BI’s Article search uses Boolean search capabilities. If you are not familiar with these principles, here are some quick tips.

To search specifically for more than one word, put the search term in quotation marks. For example, “workers compensation”. This will limit your search to that combination of words.

To search for a combination of terms, use quotations and the & symbol. For example, “hurricane” & “loss”.

Login Register Subscribe

Court dismisses shop cleaner’s back injury claim on causation

Aircraft shop workers compensation

An appeals court in Louisiana on Tuesday dismissed the workers compensation claim filed by a cleaner at an aircraft propeller shop who had previous back problems and was diagnosed with degenerative issues before injuring herself at work in what a workers compensation judge referred to as a “minor injury” that occurred two years before she filed a claim.

About two months after she was terminated due to a reduction in the workforce at Kelps & Will Prop Shop LLC in Houma, Louisiana, in 2016, Dawn Guy filed a workers comp claim for an injury she claimed to have suffered in 2014 while lifting a garbage bag, according to documents in Dawn Guy v. Kelps & Will Prop Shop, filed in the Court of Appeal of Louisiana, First Circuit in Baton Rouge.

Ms. Guy later informed the bookkeeper of her injury and testified that she was told “to go to the doctor and that the company would reimburse her for the visit,” records state, adding that the bookkeeper later testified that she did not know of Mrs. Guy's injury until after the doctor visit when Ms. Guy asked to be reimbursed a co-pay.

Records show she was treated on the same day of her alleged injury, when she said she approached the bookkeeper, yet testified at trial that the injury “actually occurred about a week prior to that date.” Her medical records reveal that she complained of mid-back pain only at that time, with no complaints being made as to her low back, right hip, or in the groin area. Her medical records also reveal that she had previously seen that same doctor earlier in 2014, complaining of low back pain, among other issues, records state.

Other doctors treated Ms. Guy for subsequent visits beginning in early 2015, in which she made no complaints of back or hip pain, records state. However, later that year she went to another doctor with “a multitude of complaints, including right hip pain.”

“There was no notation in the medical record of how long she had been suffering hip pain, and following an X-ray, (the doctor) determined she had mild degenerative changes in the hip” and later testified that an MRI of Ms. Guy's hip was ultimately performed on April 28, 2015, indicating a “history of right hip pain from a fall.”

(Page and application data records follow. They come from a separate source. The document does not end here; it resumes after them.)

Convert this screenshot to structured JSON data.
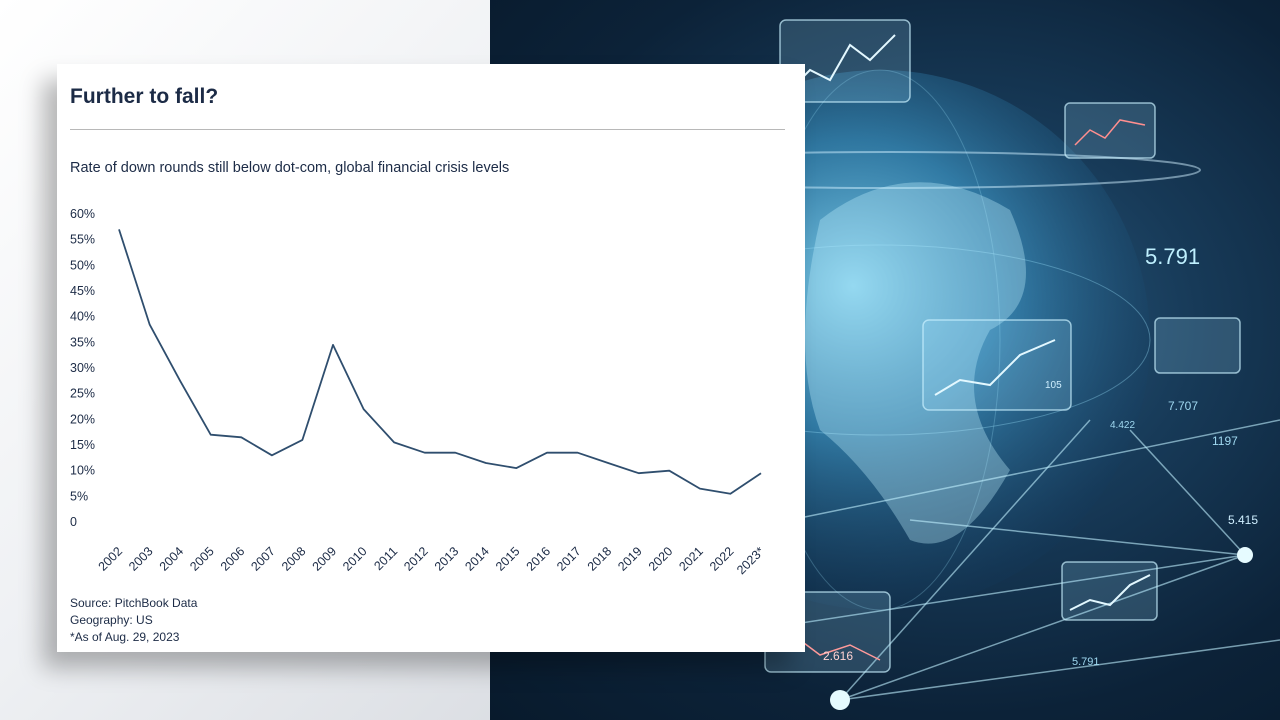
{
  "card": {
    "title": "Further to fall?",
    "subtitle": "Rate of down rounds still below dot-com, global financial crisis levels",
    "source": "Source: PitchBook Data",
    "geography": "Geography: US",
    "footnote": "*As of Aug. 29, 2023"
  },
  "background": {
    "readout_large": "5.791",
    "readout_small": [
      "7.707",
      "5.415",
      "1197",
      "4.422",
      "5.791",
      "2.616",
      "105"
    ],
    "theme_color": "#5fd0ff"
  },
  "chart_data": {
    "type": "line",
    "title": "Rate of down rounds still below dot-com, global financial crisis levels",
    "x": [
      "2002",
      "2003",
      "2004",
      "2005",
      "2006",
      "2007",
      "2008",
      "2009",
      "2010",
      "2011",
      "2012",
      "2013",
      "2014",
      "2015",
      "2016",
      "2017",
      "2018",
      "2019",
      "2020",
      "2021",
      "2022",
      "2023*"
    ],
    "series": [
      {
        "values": [
          57,
          38.5,
          27.5,
          17,
          16.5,
          13,
          16,
          34.5,
          22,
          15.5,
          13.5,
          13.5,
          11.5,
          10.5,
          13.5,
          13.5,
          11.5,
          9.5,
          10,
          6.5,
          5.5,
          9.5
        ]
      }
    ],
    "yticks": [
      "0",
      "5%",
      "10%",
      "15%",
      "20%",
      "25%",
      "30%",
      "35%",
      "40%",
      "45%",
      "50%",
      "55%",
      "60%"
    ],
    "ylim": [
      0,
      60
    ],
    "xlabel": "",
    "ylabel": "",
    "grid": false,
    "line_color": "#2f4e6e"
  }
}
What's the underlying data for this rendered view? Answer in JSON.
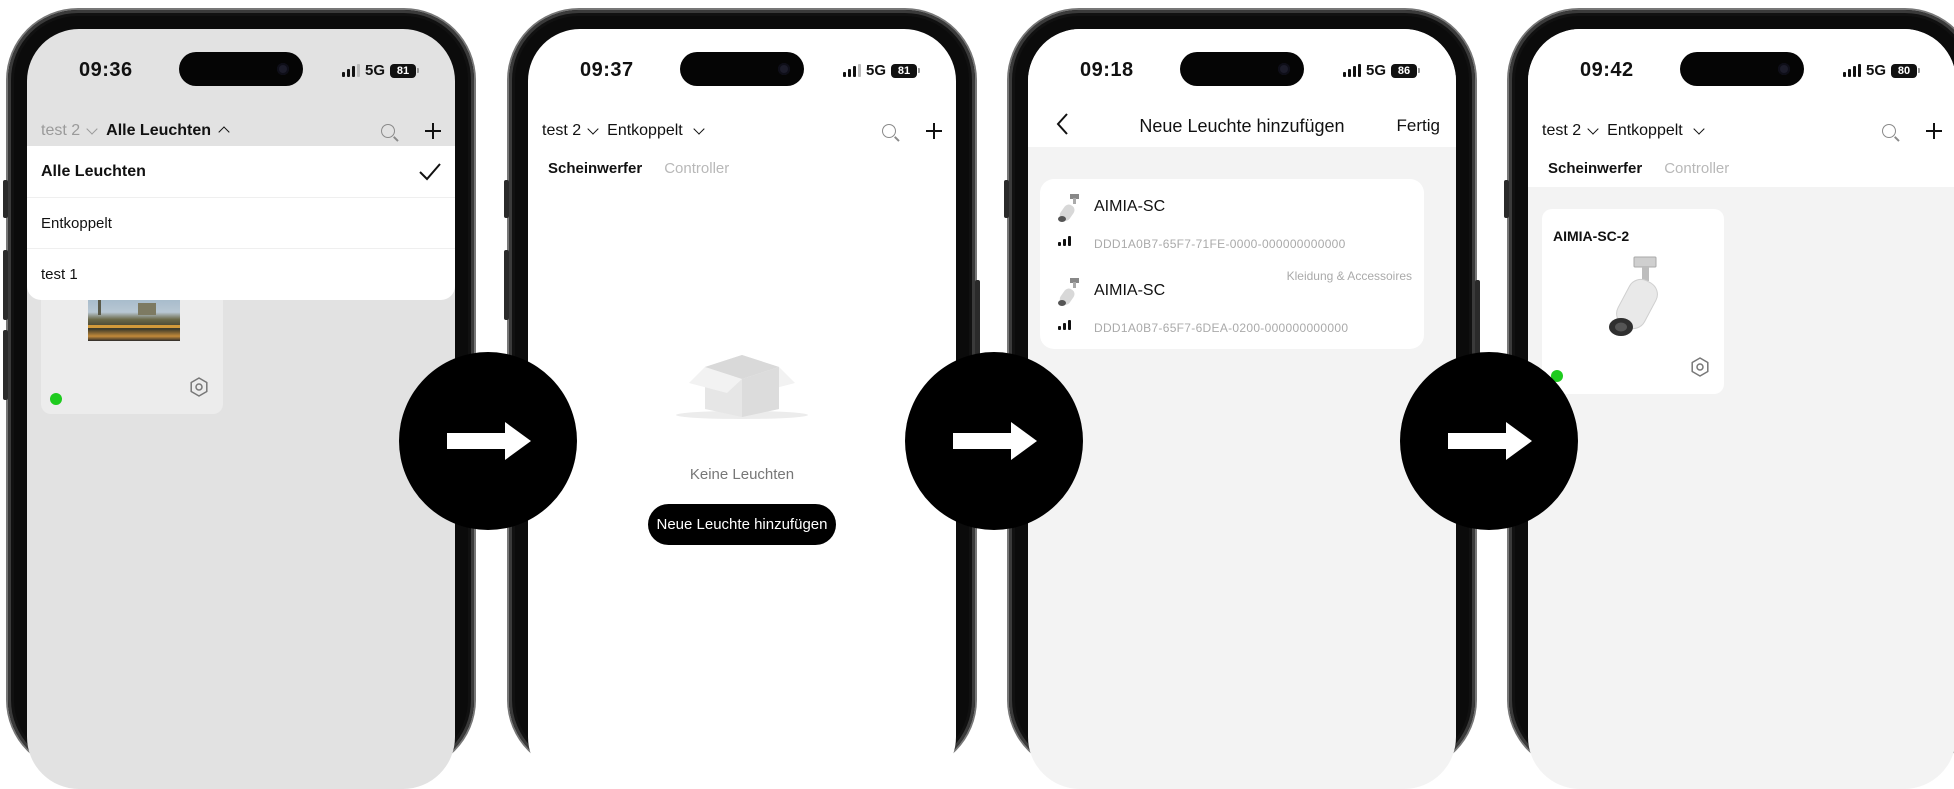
{
  "screens": [
    {
      "status": {
        "time": "09:36",
        "network": "5G",
        "battery": "81"
      },
      "header": {
        "group": "test 2",
        "filter": "Alle Leuchten"
      },
      "dropdown": {
        "items": [
          {
            "label": "Alle Leuchten",
            "selected": true
          },
          {
            "label": "Entkoppelt",
            "selected": false
          },
          {
            "label": "test 1",
            "selected": false
          }
        ]
      },
      "card": {
        "status_color": "#1ecb1e"
      }
    },
    {
      "status": {
        "time": "09:37",
        "network": "5G",
        "battery": "81"
      },
      "header": {
        "group": "test 2",
        "filter": "Entkoppelt"
      },
      "tabs": [
        "Scheinwerfer",
        "Controller"
      ],
      "empty": {
        "text": "Keine Leuchten",
        "button": "Neue Leuchte hinzufügen"
      }
    },
    {
      "status": {
        "time": "09:18",
        "network": "5G",
        "battery": "86"
      },
      "nav": {
        "title": "Neue Leuchte hinzufügen",
        "done": "Fertig"
      },
      "devices": [
        {
          "name": "AIMIA-SC",
          "id": "DDD1A0B7-65F7-71FE-0000-000000000000",
          "tag": ""
        },
        {
          "name": "AIMIA-SC",
          "id": "DDD1A0B7-65F7-6DEA-0200-000000000000",
          "tag": "Kleidung & Accessoires"
        }
      ]
    },
    {
      "status": {
        "time": "09:42",
        "network": "5G",
        "battery": "80"
      },
      "header": {
        "group": "test 2",
        "filter": "Entkoppelt"
      },
      "tabs": [
        "Scheinwerfer",
        "Controller"
      ],
      "card": {
        "name": "AIMIA-SC-2",
        "status_color": "#1ecb1e"
      }
    }
  ],
  "icons": [
    "search-icon",
    "plus-icon",
    "chevron-down-icon",
    "chevron-up-icon",
    "checkmark-icon",
    "back-icon",
    "gear-icon",
    "signal-icon",
    "battery-icon",
    "arrow-right-icon",
    "empty-box-icon",
    "spotlight-icon"
  ]
}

She made no mention of back or hip pain at visits in 2016, records state.

Yet a chiropractor, beginning in August 2015 for three to four months, treated Ms. Guy's entire spine and her right hip, records state.

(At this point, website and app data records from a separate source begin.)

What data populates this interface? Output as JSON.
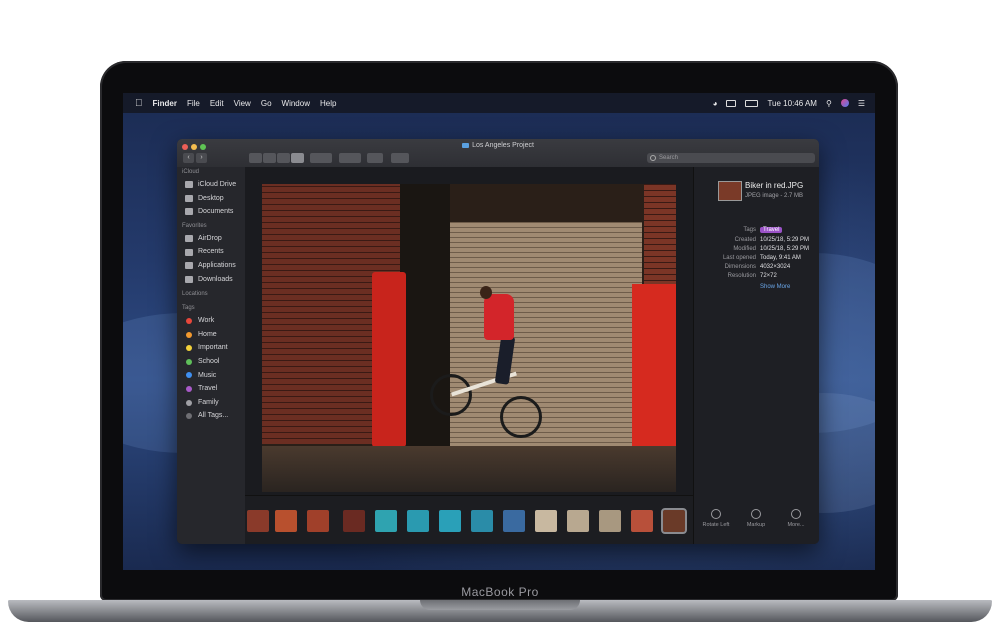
{
  "device": {
    "label": "MacBook Pro"
  },
  "menubar": {
    "apple": "",
    "app": "Finder",
    "items": [
      "File",
      "Edit",
      "View",
      "Go",
      "Window",
      "Help"
    ],
    "clock": "Tue 10:46 AM"
  },
  "window": {
    "title": "Los Angeles Project",
    "search_placeholder": "Search",
    "nav_back": "‹",
    "nav_forward": "›"
  },
  "sidebar": {
    "icloud_header": "iCloud",
    "icloud": [
      "iCloud Drive",
      "Desktop",
      "Documents"
    ],
    "favorites_header": "Favorites",
    "favorites": [
      "AirDrop",
      "Recents",
      "Applications",
      "Downloads"
    ],
    "locations_header": "Locations",
    "tags_header": "Tags",
    "tags": [
      {
        "name": "Work",
        "color": "#e8473b"
      },
      {
        "name": "Home",
        "color": "#f2992e"
      },
      {
        "name": "Important",
        "color": "#f2d13a"
      },
      {
        "name": "School",
        "color": "#5fbf5a"
      },
      {
        "name": "Music",
        "color": "#3f8ff0"
      },
      {
        "name": "Travel",
        "color": "#a85ac8"
      },
      {
        "name": "Family",
        "color": "#a0a0a5"
      },
      {
        "name": "All Tags...",
        "color": "#6e6e73"
      }
    ]
  },
  "inspector": {
    "filename": "Biker in red.JPG",
    "kind": "JPEG image - 2.7 MB",
    "rows": [
      {
        "key": "Tags",
        "value": "Travel"
      },
      {
        "key": "Created",
        "value": "10/25/18, 5:29 PM"
      },
      {
        "key": "Modified",
        "value": "10/25/18, 5:29 PM"
      },
      {
        "key": "Last opened",
        "value": "Today, 9:41 AM"
      },
      {
        "key": "Dimensions",
        "value": "4032×3024"
      },
      {
        "key": "Resolution",
        "value": "72×72"
      }
    ],
    "show_more": "Show More",
    "actions": [
      "Rotate Left",
      "Markup",
      "More..."
    ]
  }
}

In September 2016, nearly two years after the workplace injury, Ms. Guy saw a neurosurgeon, complaining of low back pain, right hip pain, and balance issues. “She provided information in a pre-appointment questionnaire that indicated she had not been hurt at work,” records state.

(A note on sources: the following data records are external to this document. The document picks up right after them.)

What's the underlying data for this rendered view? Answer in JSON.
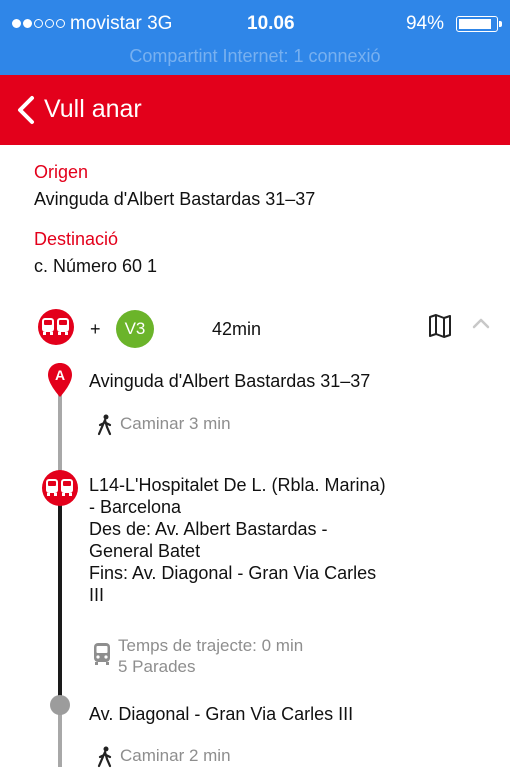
{
  "status_bar": {
    "carrier": "movistar  3G",
    "time": "10.06",
    "battery": "94%",
    "battery_level": 0.94,
    "signal_dots_filled": 2,
    "signal_dots_total": 5,
    "hotspot": "Compartint Internet: 1 connexió"
  },
  "nav": {
    "title": "Vull anar",
    "back_icon": "chevron-left-icon"
  },
  "trip": {
    "origin_label": "Origen",
    "origin_value": "Avinguda d'Albert Bastardas 31–37",
    "destination_label": "Destinació",
    "destination_value": "c.  Número 60 1"
  },
  "route": {
    "plus": "+",
    "line_badge": "V3",
    "duration": "42min",
    "icons": [
      "bus-icon",
      "map-icon",
      "chevron-up-icon"
    ]
  },
  "steps": {
    "start_marker": "A",
    "start_address": "Avinguda d'Albert Bastardas 31–37",
    "walk_1": "Caminar 3 min",
    "bus_line": "L14-L'Hospitalet De L. (Rbla. Marina) - Barcelona",
    "bus_line_l1": "L14-L'Hospitalet De L. (Rbla. Marina)",
    "bus_line_l2": "- Barcelona",
    "from_l1": "Des de: Av. Albert Bastardas -",
    "from_l2": "General Batet",
    "to_l1": "Fins: Av. Diagonal - Gran Via Carles",
    "to_l2": "III",
    "trip_time": "Temps de trajecte: 0 min",
    "stops": "5 Parades",
    "stop_name": "Av. Diagonal - Gran Via Carles III",
    "walk_2": "Caminar 2 min"
  },
  "colors": {
    "status_bar": "#2f86e8",
    "nav_red": "#e3001b",
    "v3_green": "#6bb42a",
    "muted_text": "#8e8e8e"
  }
}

Medical imaging two years after the incident “reflected some mild facet changes” but “an otherwise normal lumbar spine,” records state.

Ms. Guy did not provide a history to the neurosurgeon of any accidents or trauma or that her condition was work-related, and she was not treated following the visits. However, “his medical records note that she was turning the matter over to workers' compensation. When asked if her spinal condition was related to a work injury, (the doctor) testified that he did not have a history from the patient of a work-related injury,” testifying “that someone cannot pick up a box and develop the degree of degenerative disease suffered by Mrs. Guy.”

After a claim denial, a workers compensation judge in 2018 determined that Ms. Guy’s “minor accident on or around October 23, 2014,” resulted in a “minor muscle strain to her mid-back.”

“The WCJ also found that because Mrs. Guy's $30.00 co-pay was reimbursed by (her employer), she was not entitled to any additional medical benefits,” the ruling states.

“The WCJ also determined that Mrs. Guy had not carried her burden of proof that any injuries to her lower back, right hip, or cervical spine were caused by an accident or injury within the course and scope of her employment,” records state.

In affirming the ruling, the three-judge appeals panel found the earlier judge’s ruling to be backed by “facts,” writing: “we do not find the ruling to be manifestly erroneous or clearly wrong.”  

An attorney for Ms. Guy and officials and the attorney representing Kelps & Will Prop Shop could not immediately be reached for comment.






Read Next